For the Monitor
Monday, December 18, 2017

When we hear about the deeds of elected officials, it usually involves sordid details and not the myriad of good things that they may do for the betterment of the community or their fellow man.

I’d like to take this opportunity to highlight the deeds of two members of the New Hampshire House of Representatives, Mark Proulx and George Sykes. Both of these men have been in the House for a few terms and both are former firefighters, but it is their actions regarding recent natural disasters, and their humility in their response, that I must bring to your attention.

This was an unbelievable year for hurricanes; the amount of damage done and the impact on so many lives is almost impossible to comprehend. Shortly after Hurricane Irma did massive amounts of damage through the Caribbean and the southeastern part of the United States, Rep. Proulx deployed to Florida where he worked at a mobile hospital that saw hundreds of patients in a matter of three or so weeks. After being home for a few weeks, he deployed to Puerto Rico on a similar mission. Rep. Sykes deployed to Puerto Rico for six weeks and assisted the Red Cross in a myriad of capacities – trying to reach people to deliver water being arguably one of the most important tasks. Roads were washed out, power lines and trees were down. It sometimes took hours to reach people who were stranded, but his team pushed on.

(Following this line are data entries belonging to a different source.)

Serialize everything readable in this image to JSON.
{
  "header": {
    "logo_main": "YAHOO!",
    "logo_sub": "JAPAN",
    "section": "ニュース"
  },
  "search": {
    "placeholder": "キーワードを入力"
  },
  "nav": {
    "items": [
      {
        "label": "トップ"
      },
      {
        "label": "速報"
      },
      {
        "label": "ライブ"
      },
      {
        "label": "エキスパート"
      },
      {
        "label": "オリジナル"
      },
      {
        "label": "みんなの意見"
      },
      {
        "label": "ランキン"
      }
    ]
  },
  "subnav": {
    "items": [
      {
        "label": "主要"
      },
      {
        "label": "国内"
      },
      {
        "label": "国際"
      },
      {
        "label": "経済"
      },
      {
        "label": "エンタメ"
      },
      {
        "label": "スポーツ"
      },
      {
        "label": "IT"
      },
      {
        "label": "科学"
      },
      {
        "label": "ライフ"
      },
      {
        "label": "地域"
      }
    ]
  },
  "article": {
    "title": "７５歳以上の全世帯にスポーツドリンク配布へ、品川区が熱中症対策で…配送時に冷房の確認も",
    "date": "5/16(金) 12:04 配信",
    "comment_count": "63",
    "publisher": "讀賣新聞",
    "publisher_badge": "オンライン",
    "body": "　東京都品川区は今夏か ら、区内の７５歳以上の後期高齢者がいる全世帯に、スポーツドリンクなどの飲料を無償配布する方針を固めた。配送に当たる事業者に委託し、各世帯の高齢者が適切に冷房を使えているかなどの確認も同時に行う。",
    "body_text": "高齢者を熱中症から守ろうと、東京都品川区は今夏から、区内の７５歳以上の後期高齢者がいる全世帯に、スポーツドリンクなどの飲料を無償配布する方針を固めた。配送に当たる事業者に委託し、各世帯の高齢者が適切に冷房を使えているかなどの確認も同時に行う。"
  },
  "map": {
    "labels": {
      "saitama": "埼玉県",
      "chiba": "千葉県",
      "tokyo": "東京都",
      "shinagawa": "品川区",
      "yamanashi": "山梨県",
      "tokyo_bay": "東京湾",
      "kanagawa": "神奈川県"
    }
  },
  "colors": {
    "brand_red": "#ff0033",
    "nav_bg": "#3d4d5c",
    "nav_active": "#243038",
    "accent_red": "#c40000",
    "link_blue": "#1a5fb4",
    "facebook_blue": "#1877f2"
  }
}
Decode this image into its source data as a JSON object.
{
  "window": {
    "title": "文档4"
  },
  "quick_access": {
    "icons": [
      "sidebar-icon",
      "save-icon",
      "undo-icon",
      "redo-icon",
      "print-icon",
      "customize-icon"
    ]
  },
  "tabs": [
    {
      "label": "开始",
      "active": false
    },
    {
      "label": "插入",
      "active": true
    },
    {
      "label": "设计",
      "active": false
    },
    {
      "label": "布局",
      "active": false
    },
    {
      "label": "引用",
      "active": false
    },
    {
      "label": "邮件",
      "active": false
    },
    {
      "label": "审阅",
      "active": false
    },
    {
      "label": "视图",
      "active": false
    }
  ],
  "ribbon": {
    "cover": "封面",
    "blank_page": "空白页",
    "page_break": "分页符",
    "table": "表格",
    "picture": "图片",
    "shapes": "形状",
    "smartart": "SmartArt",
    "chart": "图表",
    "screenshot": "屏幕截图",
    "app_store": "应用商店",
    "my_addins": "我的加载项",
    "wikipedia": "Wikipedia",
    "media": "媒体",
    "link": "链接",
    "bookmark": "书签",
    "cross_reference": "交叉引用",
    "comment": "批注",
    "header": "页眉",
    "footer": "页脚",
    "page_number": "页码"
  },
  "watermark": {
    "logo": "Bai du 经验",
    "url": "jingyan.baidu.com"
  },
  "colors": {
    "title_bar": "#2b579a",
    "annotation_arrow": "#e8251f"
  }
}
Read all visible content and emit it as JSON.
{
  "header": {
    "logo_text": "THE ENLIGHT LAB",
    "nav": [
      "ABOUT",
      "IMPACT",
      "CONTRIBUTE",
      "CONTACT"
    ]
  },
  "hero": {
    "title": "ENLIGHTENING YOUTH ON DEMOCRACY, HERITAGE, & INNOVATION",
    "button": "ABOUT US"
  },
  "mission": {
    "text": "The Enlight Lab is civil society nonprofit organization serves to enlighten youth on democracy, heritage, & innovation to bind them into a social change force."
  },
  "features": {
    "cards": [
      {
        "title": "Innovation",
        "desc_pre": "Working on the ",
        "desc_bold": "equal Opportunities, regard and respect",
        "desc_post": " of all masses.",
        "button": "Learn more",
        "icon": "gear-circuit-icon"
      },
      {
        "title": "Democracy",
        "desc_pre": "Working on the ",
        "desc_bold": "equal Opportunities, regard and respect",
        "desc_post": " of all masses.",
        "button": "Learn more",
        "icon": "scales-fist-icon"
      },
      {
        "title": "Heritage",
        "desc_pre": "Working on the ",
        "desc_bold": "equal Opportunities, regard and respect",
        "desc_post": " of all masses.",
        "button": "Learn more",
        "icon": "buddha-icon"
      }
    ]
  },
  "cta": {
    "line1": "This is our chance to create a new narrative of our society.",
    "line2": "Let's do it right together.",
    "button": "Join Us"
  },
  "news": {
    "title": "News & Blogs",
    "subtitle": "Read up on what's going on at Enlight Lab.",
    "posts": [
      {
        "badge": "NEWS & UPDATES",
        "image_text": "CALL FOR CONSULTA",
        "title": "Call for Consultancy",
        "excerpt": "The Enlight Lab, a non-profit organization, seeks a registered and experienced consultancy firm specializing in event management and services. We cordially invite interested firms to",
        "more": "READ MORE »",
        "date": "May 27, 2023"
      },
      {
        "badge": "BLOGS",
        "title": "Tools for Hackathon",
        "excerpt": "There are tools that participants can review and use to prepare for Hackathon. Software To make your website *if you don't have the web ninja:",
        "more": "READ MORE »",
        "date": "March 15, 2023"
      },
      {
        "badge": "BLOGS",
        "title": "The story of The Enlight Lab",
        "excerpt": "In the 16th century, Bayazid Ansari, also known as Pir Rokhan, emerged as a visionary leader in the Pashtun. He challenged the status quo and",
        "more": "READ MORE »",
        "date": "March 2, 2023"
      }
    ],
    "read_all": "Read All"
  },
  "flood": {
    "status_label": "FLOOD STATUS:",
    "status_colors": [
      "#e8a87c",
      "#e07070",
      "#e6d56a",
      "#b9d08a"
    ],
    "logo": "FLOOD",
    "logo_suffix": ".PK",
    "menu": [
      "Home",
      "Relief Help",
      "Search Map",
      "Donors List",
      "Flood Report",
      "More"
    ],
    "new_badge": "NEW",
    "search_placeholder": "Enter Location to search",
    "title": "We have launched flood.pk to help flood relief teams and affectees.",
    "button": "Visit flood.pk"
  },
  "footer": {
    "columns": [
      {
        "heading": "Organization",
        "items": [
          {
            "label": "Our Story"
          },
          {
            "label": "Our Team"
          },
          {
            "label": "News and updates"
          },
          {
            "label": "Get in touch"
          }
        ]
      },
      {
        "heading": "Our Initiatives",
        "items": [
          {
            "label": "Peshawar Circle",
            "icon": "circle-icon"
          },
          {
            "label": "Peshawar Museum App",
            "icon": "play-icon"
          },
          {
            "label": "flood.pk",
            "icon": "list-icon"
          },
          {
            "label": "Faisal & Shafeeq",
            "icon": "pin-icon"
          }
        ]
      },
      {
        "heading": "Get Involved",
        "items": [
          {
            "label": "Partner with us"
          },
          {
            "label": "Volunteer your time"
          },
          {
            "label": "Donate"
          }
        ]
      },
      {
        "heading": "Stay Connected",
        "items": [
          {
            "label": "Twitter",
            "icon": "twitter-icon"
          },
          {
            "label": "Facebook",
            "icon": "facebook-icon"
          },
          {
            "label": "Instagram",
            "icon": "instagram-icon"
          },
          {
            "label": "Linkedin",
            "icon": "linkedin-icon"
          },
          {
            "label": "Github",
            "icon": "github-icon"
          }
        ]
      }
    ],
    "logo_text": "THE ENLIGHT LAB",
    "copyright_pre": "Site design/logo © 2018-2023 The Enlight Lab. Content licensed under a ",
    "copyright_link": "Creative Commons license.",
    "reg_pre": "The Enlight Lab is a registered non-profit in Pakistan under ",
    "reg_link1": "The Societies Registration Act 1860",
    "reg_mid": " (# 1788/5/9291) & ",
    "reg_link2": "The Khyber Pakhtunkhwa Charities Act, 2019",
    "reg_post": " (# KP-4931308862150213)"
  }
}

What’s more impressive is that these two representatives have been doing this kind of thing for years. Rep. Proulx was in Louisiana after Hurricane Katrina; Rep. Sykes was in Haiti after the earthquake in 2010 that killed 316,000 and left over a million homeless.

Reps. Proulx and Sykes are humble men who care about humanity; one is a Democrat, one is a Republican. But when it comes to good deeds, it doesn’t matter how you’re registered to vote, merely what you do to help.

It reminds me of the story Mister Rogers told: “My mother would say to me, ‘Look for the helpers. You will always find people who are helping.’ To this day, especially in times of disaster, I remember my mother’s words, and I am always comforted by realizing that there are still so many helpers – so many caring people in this world.”

So this time when you see a story about elected officials, please know it’s a positive one, and one that I, as someone fortunate to work with so many dedicated and altruistic New Hampshire public servants, am happy to share.

(Paul C. Smith is clerk of the N.H. House.)